**INPUT DATA**:
══════════════════════════════
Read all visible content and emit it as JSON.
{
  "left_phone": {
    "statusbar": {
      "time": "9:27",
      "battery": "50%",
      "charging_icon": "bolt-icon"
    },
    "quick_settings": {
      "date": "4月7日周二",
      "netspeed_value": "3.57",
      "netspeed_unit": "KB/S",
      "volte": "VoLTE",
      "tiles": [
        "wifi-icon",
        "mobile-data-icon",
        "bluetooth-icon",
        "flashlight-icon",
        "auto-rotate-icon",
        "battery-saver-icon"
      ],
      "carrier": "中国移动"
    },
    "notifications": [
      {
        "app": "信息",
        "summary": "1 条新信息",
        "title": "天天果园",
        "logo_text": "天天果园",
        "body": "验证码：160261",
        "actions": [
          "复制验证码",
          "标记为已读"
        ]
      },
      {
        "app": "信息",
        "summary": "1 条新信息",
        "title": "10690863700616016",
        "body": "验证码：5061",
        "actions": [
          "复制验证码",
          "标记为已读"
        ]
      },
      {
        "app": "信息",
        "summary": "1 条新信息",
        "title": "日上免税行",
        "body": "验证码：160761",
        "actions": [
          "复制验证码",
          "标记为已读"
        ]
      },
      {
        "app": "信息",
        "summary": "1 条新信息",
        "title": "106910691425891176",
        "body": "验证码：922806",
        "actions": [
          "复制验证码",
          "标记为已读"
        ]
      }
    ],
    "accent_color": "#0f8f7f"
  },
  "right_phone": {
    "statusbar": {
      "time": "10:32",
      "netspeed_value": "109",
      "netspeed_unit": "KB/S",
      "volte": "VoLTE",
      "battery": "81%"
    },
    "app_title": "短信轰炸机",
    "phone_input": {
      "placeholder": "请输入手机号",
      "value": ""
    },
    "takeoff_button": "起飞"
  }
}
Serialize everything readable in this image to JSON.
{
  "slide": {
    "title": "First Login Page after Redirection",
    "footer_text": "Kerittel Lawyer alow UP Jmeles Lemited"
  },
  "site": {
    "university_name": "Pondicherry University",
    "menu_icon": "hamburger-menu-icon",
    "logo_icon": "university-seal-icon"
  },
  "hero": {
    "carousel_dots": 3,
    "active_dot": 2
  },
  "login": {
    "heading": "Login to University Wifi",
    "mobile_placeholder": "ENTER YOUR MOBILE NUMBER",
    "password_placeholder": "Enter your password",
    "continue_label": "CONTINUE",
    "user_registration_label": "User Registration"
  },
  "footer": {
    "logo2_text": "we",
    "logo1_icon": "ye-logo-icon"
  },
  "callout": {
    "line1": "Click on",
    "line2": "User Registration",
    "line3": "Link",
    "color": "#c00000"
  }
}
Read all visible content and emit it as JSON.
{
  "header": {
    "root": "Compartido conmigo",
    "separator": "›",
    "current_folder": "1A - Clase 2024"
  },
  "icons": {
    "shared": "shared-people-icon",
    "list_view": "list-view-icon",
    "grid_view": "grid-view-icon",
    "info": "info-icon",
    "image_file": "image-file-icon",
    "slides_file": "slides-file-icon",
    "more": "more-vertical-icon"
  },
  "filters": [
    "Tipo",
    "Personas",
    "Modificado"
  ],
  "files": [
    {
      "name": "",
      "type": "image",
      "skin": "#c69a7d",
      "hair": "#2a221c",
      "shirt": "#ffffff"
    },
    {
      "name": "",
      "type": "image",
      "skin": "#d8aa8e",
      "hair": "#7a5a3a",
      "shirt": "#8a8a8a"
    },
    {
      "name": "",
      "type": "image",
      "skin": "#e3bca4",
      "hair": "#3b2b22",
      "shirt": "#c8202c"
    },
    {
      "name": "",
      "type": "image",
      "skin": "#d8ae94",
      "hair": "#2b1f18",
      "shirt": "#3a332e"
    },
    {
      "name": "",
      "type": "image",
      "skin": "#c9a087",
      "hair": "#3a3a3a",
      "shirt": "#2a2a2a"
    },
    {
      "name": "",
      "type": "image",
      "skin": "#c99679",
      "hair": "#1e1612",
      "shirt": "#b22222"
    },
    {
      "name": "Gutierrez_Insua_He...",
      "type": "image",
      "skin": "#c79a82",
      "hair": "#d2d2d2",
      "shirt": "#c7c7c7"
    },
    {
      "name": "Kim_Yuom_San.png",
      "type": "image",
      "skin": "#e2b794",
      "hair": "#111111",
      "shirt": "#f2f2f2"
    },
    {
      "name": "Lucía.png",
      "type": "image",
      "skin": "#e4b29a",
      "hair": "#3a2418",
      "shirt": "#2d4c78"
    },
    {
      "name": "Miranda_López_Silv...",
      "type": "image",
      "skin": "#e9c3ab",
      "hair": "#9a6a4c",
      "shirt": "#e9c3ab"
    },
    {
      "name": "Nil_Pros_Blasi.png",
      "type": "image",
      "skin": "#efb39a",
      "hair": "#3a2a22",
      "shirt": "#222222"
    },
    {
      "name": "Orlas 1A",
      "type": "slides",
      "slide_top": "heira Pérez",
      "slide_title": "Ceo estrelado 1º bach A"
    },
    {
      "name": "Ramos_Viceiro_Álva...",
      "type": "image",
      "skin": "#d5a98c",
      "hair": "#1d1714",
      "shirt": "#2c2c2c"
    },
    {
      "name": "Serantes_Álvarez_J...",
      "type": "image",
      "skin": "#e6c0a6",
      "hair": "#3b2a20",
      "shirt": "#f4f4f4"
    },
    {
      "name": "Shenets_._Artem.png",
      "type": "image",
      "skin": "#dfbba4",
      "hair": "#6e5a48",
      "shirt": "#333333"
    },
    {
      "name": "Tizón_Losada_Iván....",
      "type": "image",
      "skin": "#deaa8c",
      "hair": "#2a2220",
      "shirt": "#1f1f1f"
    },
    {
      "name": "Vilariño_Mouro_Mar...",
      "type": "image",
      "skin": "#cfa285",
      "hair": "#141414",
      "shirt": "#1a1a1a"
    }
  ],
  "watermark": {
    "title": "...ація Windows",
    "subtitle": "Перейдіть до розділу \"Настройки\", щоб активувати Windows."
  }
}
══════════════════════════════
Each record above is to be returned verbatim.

**EXERCISE RESPONSE**:
Read all visible content and emit it as JSON.
{
  "left_phone": {
    "statusbar": {
      "time": "9:27",
      "battery": "50%",
      "charging_icon": "bolt-icon"
    },
    "quick_settings": {
      "date": "4月7日周二",
      "netspeed_value": "3.57",
      "netspeed_unit": "KB/S",
      "volte": "VoLTE",
      "tiles": [
        "wifi-icon",
        "mobile-data-icon",
        "bluetooth-icon",
        "flashlight-icon",
        "auto-rotate-icon",
        "battery-saver-icon"
      ],
      "carrier": "中国移动"
    },
    "notifications": [
      {
        "app": "信息",
        "summary": "1 条新信息",
        "title": "天天果园",
        "logo_text": "天天果园",
        "body": "验证码：160261",
        "actions": [
          "复制验证码",
          "标记为已读"
        ]
      },
      {
        "app": "信息",
        "summary": "1 条新信息",
        "title": "10690863700616016",
        "body": "验证码：5061",
        "actions": [
          "复制验证码",
          "标记为已读"
        ]
      },
      {
        "app": "信息",
        "summary": "1 条新信息",
        "title": "日上免税行",
        "body": "验证码：160761",
        "actions": [
          "复制验证码",
          "标记为已读"
        ]
      },
      {
        "app": "信息",
        "summary": "1 条新信息",
        "title": "106910691425891176",
        "body": "验证码：922806",
        "actions": [
          "复制验证码",
          "标记为已读"
        ]
      }
    ],
    "accent_color": "#0f8f7f"
  },
  "right_phone": {
    "statusbar": {
      "time": "10:32",
      "netspeed_value": "109",
      "netspeed_unit": "KB/S",
      "volte": "VoLTE",
      "battery": "81%"
    },
    "app_title": "短信轰炸机",
    "phone_input": {
      "placeholder": "请输入手机号",
      "value": ""
    },
    "takeoff_button": "起飞"
  }
}
Serialize everything readable in this image to JSON.
{
  "slide": {
    "title": "First Login Page after Redirection",
    "footer_text": "Kerittel Lawyer alow UP Jmeles Lemited"
  },
  "site": {
    "university_name": "Pondicherry University",
    "menu_icon": "hamburger-menu-icon",
    "logo_icon": "university-seal-icon"
  },
  "hero": {
    "carousel_dots": 3,
    "active_dot": 2
  },
  "login": {
    "heading": "Login to University Wifi",
    "mobile_placeholder": "ENTER YOUR MOBILE NUMBER",
    "password_placeholder": "Enter your password",
    "continue_label": "CONTINUE",
    "user_registration_label": "User Registration"
  },
  "footer": {
    "logo2_text": "we",
    "logo1_icon": "ye-logo-icon"
  },
  "callout": {
    "line1": "Click on",
    "line2": "User Registration",
    "line3": "Link",
    "color": "#c00000"
  }
}
Read all visible content and emit it as JSON.
{
  "header": {
    "root": "Compartido conmigo",
    "separator": "›",
    "current_folder": "1A - Clase 2024"
  },
  "icons": {
    "shared": "shared-people-icon",
    "list_view": "list-view-icon",
    "grid_view": "grid-view-icon",
    "info": "info-icon",
    "image_file": "image-file-icon",
    "slides_file": "slides-file-icon",
    "more": "more-vertical-icon"
  },
  "filters": [
    "Tipo",
    "Personas",
    "Modificado"
  ],
  "files": [
    {
      "name": "",
      "type": "image",
      "skin": "#c69a7d",
      "hair": "#2a221c",
      "shirt": "#ffffff"
    },
    {
      "name": "",
      "type": "image",
      "skin": "#d8aa8e",
      "hair": "#7a5a3a",
      "shirt": "#8a8a8a"
    },
    {
      "name": "",
      "type": "image",
      "skin": "#e3bca4",
      "hair": "#3b2b22",
      "shirt": "#c8202c"
    },
    {
      "name": "",
      "type": "image",
      "skin": "#d8ae94",
      "hair": "#2b1f18",
      "shirt": "#3a332e"
    },
    {
      "name": "",
      "type": "image",
      "skin": "#c9a087",
      "hair": "#3a3a3a",
      "shirt": "#2a2a2a"
    },
    {
      "name": "",
      "type": "image",
      "skin": "#c99679",
      "hair": "#1e1612",
      "shirt": "#b22222"
    },
    {
      "name": "Gutierrez_Insua_He...",
      "type": "image",
      "skin": "#c79a82",
      "hair": "#d2d2d2",
      "shirt": "#c7c7c7"
    },
    {
      "name": "Kim_Yuom_San.png",
      "type": "image",
      "skin": "#e2b794",
      "hair": "#111111",
      "shirt": "#f2f2f2"
    },
    {
      "name": "Lucía.png",
      "type": "image",
      "skin": "#e4b29a",
      "hair": "#3a2418",
      "shirt": "#2d4c78"
    },
    {
      "name": "Miranda_López_Silv...",
      "type": "image",
      "skin": "#e9c3ab",
      "hair": "#9a6a4c",
      "shirt": "#e9c3ab"
    },
    {
      "name": "Nil_Pros_Blasi.png",
      "type": "image",
      "skin": "#efb39a",
      "hair": "#3a2a22",
      "shirt": "#222222"
    },
    {
      "name": "Orlas 1A",
      "type": "slides",
      "slide_top": "heira Pérez",
      "slide_title": "Ceo estrelado 1º bach A"
    },
    {
      "name": "Ramos_Viceiro_Álva...",
      "type": "image",
      "skin": "#d5a98c",
      "hair": "#1d1714",
      "shirt": "#2c2c2c"
    },
    {
      "name": "Serantes_Álvarez_J...",
      "type": "image",
      "skin": "#e6c0a6",
      "hair": "#3b2a20",
      "shirt": "#f4f4f4"
    },
    {
      "name": "Shenets_._Artem.png",
      "type": "image",
      "skin": "#dfbba4",
      "hair": "#6e5a48",
      "shirt": "#333333"
    },
    {
      "name": "Tizón_Losada_Iván....",
      "type": "image",
      "skin": "#deaa8c",
      "hair": "#2a2220",
      "shirt": "#1f1f1f"
    },
    {
      "name": "Vilariño_Mouro_Mar...",
      "type": "image",
      "skin": "#cfa285",
      "hair": "#141414",
      "shirt": "#1a1a1a"
    }
  ],
  "watermark": {
    "title": "...ація Windows",
    "subtitle": "Перейдіть до розділу \"Настройки\", щоб активувати Windows."
  }
}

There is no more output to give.